Writer/director David Lowery adapts to the unknown A written 14th century poem titled “Sir Gawain and the Green Knight” makes it one epic feast for a movie. Lori deconstructs it, creating powerful sword and sorcery intensely thematically, visually, and narratively. green knight He does not entrap you in his progressive captivating spell; It consumes you completely from the opening frame. It’s a spooky and frightening atmosphere, whether it’s misty landscapes, haunted houses in the jungle, opulent castles, or sprawling battlefields adorned with corpses. It’s a triumphant cinematic experience that transcends multiple genres with an emphasis on sword and sorcery, which is the only reason it’s not a bit higher on this list.
2. The boy behind the door
Filmmakers David Charbonnier and Justin Powell plunge straight into the heart of evil with their relentless, boundary-pushing thriller. They know how to block out the scene and use sound design to maximize the suspense and how to keep the pressure on a steady clip. It’s a taut thriller, which gets bolder with the age of the hero. Lonnie Chavis carries a lot on his little shoulders all the time, which makes him even more impressive because of the dark matter. The intense thriller tosses the concept of housebreaking on its head while leaving you on the edge of your seat and holding your breath.

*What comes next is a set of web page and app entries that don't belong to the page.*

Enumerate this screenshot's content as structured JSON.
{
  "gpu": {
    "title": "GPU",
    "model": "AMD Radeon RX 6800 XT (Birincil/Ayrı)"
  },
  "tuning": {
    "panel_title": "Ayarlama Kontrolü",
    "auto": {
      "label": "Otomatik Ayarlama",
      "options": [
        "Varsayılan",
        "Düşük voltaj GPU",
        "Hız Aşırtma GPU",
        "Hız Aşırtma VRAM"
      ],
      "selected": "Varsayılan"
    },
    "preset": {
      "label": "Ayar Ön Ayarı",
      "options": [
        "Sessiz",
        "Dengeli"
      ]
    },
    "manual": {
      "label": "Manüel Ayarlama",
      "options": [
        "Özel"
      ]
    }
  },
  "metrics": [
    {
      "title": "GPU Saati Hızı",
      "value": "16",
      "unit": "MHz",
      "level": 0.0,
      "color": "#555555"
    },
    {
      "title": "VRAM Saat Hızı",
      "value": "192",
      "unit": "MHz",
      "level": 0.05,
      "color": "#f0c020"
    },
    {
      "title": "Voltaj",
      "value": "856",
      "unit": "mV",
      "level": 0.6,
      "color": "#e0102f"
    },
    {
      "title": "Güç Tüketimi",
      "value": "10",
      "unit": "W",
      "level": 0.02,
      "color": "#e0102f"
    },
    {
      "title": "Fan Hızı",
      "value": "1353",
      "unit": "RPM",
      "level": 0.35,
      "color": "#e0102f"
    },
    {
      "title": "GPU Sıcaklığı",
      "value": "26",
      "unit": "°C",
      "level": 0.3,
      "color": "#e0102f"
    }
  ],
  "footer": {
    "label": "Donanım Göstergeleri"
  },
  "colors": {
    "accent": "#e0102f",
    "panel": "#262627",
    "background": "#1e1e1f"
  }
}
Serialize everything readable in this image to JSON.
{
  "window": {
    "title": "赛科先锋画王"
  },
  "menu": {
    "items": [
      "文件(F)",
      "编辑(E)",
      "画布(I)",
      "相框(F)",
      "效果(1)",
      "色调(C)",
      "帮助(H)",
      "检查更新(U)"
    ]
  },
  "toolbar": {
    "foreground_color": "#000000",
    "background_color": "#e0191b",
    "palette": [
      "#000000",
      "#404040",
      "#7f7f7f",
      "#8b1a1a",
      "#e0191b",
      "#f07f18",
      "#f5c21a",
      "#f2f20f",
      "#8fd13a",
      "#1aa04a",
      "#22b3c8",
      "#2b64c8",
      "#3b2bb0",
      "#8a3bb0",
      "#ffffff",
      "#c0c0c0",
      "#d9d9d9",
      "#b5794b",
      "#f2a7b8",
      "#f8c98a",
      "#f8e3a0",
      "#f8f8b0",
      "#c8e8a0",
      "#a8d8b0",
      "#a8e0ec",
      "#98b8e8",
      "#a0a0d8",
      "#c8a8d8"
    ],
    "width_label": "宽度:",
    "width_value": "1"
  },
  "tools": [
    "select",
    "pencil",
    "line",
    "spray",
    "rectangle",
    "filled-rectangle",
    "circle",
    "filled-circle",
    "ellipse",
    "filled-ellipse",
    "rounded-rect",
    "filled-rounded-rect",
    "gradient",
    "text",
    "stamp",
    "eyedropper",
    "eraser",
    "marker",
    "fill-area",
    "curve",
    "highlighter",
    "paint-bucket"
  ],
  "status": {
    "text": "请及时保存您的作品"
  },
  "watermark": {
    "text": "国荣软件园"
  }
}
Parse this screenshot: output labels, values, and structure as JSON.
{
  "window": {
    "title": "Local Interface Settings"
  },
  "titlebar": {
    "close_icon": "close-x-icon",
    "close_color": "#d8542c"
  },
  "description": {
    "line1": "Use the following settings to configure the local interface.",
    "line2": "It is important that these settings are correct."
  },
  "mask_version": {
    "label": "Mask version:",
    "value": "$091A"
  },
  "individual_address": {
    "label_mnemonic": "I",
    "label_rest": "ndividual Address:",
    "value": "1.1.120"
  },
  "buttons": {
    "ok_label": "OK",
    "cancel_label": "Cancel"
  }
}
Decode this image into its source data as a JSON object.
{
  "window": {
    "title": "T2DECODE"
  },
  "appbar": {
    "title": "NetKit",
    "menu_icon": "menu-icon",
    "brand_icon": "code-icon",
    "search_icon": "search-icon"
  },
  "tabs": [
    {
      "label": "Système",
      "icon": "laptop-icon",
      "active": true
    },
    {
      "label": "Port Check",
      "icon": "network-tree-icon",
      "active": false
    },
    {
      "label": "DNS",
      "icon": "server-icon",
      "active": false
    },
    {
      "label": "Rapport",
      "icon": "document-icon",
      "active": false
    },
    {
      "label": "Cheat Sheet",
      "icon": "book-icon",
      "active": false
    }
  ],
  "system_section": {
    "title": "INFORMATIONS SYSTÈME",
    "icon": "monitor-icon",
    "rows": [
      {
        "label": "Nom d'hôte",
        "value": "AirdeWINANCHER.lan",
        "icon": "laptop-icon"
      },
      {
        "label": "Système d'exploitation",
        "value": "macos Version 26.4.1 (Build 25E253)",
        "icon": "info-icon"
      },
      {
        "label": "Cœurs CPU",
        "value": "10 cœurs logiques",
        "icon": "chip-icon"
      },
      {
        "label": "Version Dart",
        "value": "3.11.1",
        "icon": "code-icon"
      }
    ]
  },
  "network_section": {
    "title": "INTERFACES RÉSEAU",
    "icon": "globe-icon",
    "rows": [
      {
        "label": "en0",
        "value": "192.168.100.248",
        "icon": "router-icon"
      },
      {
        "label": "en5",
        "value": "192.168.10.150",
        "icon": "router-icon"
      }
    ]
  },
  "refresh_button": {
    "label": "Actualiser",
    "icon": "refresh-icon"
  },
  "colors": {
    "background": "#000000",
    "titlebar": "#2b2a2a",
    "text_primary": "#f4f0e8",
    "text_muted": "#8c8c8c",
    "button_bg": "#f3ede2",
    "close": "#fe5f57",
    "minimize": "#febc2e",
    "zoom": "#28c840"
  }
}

1. The sergeant
Prano Bailey-Bond’s feature debut is an atmospheric immersion in the Video Nasty era, leading to the creative and nightmarish critique of the ethical scrutiny and censorship that fueled it. Niamh Algar excels as a strict, old-fashioned woman who slowly detaches from seismic shifts in her own safe little bubble. The neon colors of frenzied nightmares seep into the dull colors of reality, signaling a visually stunning descent into madness. Bailey-Bond makes a powerful love letter to this complex, adorable, charming, and uninterested in holding hands. Sgt It issues a dummy warning that you can’t modify previous shocks, lest they come back and bite you.